By their nature, subway stations are harder to breach, leading to more inventive ways of doing so. (The most creative I’ve seen, before electronic passes, was a Boston art student who meticulously drew a replica pass each month to wave to fare collectors.) Yet anti-evasion technology is also constantly evolving, such as sturdier or taller fare gates replacing flimsy turnstiles.
New fare technology recently installed in London and being replicated in New York and other U.S. cities might further inhibit evasion, though London saw a slight increase in evasion on some bus routes. George Kocur, a retired Massachusetts Institute of Technology professor who worked on the algorithms for London, says technology allowing payment with a fare card, a credit or debit card, or your phone would render my Detroit experience obsolete. “The excuse of not being able to get a fare card, or not being able to use a ticket vending machine, or the line was long at the machine, etc., is less likely,” Kocur says.
He also says systems requiring riders to swipe fare cards both when entering and exiting might lessen evasion. Turnstile jumping is often a crime of opportunity; few would do so in front of a police officer, and chances are low that conditions would be optimal for jumping at both ends of a trip. If a rider evades the fare getting on but pays at the exit, double-swipe systems may impose a significant surcharge for only paying one way.
Yet the jury’s out on just how effective technology alone can quel evasion. Subways in Washington, D.C. and San Francisco already require exit swiping, yet a recent San Francisco Chronicle investigation placing a camera at a BART station shows jumping still a healthy pastime.

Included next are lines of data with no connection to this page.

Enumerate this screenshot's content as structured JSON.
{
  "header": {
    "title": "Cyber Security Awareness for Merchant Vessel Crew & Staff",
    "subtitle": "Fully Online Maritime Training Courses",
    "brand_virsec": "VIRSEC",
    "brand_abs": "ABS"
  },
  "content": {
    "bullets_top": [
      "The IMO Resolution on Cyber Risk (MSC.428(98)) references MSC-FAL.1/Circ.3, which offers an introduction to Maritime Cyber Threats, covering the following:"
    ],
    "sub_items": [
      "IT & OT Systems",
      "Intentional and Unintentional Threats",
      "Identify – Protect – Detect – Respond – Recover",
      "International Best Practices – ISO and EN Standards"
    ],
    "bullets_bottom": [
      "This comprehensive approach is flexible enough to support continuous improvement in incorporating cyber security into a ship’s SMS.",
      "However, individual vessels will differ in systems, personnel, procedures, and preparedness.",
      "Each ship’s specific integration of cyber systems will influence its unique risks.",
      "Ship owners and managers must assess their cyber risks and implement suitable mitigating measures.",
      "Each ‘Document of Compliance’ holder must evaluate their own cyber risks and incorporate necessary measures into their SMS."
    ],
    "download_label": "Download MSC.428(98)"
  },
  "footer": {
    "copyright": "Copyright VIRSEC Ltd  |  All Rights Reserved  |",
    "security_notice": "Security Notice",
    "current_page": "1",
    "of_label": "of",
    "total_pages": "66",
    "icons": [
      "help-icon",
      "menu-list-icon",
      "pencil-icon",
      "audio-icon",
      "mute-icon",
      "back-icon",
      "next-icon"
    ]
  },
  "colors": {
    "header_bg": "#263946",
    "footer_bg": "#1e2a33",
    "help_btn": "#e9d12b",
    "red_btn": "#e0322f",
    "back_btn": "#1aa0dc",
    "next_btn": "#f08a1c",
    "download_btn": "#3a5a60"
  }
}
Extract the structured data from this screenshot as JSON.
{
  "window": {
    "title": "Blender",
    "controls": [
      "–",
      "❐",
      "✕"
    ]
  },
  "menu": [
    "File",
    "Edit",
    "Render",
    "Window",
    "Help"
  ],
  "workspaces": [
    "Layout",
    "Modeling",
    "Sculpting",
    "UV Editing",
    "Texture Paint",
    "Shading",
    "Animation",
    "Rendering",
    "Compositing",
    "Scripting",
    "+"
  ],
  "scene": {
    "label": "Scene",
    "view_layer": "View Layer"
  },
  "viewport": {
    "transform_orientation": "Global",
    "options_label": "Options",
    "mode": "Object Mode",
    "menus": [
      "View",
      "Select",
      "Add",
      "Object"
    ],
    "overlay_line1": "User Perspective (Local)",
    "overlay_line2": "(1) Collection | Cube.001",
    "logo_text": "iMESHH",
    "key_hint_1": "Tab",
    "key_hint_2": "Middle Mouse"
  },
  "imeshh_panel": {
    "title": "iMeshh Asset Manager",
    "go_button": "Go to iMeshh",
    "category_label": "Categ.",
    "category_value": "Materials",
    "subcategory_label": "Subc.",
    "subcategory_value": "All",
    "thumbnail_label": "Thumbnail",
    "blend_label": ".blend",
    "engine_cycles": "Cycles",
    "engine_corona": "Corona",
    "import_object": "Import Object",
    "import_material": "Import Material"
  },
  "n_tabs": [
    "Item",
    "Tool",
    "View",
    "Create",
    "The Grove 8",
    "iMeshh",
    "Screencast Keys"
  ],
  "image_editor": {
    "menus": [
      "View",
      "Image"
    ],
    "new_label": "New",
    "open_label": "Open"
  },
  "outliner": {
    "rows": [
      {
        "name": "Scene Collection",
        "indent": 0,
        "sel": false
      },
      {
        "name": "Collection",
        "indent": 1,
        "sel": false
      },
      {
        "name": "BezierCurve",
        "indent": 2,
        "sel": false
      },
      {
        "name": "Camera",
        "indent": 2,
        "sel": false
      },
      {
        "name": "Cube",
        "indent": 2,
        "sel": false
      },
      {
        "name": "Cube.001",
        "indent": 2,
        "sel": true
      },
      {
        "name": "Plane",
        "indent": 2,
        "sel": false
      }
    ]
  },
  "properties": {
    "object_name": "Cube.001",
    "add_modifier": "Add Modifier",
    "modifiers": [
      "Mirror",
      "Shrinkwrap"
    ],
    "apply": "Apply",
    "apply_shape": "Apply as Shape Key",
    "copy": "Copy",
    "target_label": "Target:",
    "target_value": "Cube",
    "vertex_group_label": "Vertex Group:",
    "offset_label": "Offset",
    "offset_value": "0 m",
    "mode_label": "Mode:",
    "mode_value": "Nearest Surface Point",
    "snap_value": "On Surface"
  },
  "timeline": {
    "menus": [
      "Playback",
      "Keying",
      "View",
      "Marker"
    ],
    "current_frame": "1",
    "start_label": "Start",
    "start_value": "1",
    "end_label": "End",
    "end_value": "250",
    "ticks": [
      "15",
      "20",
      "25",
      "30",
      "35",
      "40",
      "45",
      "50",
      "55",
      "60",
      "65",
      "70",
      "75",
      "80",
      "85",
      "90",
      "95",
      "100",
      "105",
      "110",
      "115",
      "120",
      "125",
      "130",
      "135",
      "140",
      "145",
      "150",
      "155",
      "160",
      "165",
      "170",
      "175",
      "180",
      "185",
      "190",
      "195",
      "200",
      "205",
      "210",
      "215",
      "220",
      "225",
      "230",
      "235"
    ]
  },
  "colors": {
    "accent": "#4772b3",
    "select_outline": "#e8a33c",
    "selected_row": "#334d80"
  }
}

So is the answer just good old policing? The Marshall Project’s analysis of New York enforcement shows arrests roughly coinciding with black and Hispanic communities. One explanation is it isn’t racial, but that’s where the crimes are.

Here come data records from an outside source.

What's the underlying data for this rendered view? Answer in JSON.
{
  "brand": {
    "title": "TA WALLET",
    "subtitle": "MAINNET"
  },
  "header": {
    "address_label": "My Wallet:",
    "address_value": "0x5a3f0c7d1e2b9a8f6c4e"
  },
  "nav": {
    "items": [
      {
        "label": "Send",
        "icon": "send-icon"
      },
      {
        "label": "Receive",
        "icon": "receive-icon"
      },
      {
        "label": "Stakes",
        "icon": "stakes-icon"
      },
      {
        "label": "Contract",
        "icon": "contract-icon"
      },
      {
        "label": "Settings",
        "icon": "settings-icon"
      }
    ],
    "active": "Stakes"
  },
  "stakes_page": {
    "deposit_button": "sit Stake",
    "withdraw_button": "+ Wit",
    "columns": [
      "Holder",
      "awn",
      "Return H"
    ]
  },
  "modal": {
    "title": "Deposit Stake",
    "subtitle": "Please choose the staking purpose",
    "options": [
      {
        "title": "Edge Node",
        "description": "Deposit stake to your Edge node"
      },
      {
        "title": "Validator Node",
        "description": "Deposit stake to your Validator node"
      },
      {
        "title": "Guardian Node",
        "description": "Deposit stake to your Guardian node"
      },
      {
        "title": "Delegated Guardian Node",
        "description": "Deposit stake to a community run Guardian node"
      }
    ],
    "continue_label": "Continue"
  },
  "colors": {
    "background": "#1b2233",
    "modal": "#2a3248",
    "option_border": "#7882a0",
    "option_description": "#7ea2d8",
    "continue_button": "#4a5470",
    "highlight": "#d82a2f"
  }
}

But unless the jumpers are one-way riders traveling to similar neighborhoods, why aren’t they arrested at the same rate on return trips? Do they suddenly stop jumping in areas where they work or go to school — or is turnstile jumping not equally enforced at all stops?
Some groups defend and even advocate fare evasion as a way to combat regressive fees that disproportionately affect the poor. That may evoke compassion, but it’s like saying it’s fine to steal a loaf of bread rather than buy one with WIC benefits. There are other ways to accomplish equity: Seattle and other systems have already begun discounting fares for low-income riders, a solution increasingly possible with electronic fare technology, says Kocur.
In the meantime, fare policies that support rather than hinder a transit system’s basic purpose of getting people where they need to go is a matter of maintaining the social fabric — like everyone agreeing that traffic should keep right. Just as there’s no sympathy for anyone driving on the left, what full-fare-paying rider wouldn’t want to see the book thrown at someone else sneaking through?
Sounds good — unless you’re on the QLine in Detroit, attempting to explain a missing ticket. In that case and more broadly, there are no easy answers — as transit systems seeking a truly effective deterrent to evasion know all too well.
Robin Washington is Interim Commentary Editor for The Marshall Project and a longtime transportation writer. He may be reached @robinbirk.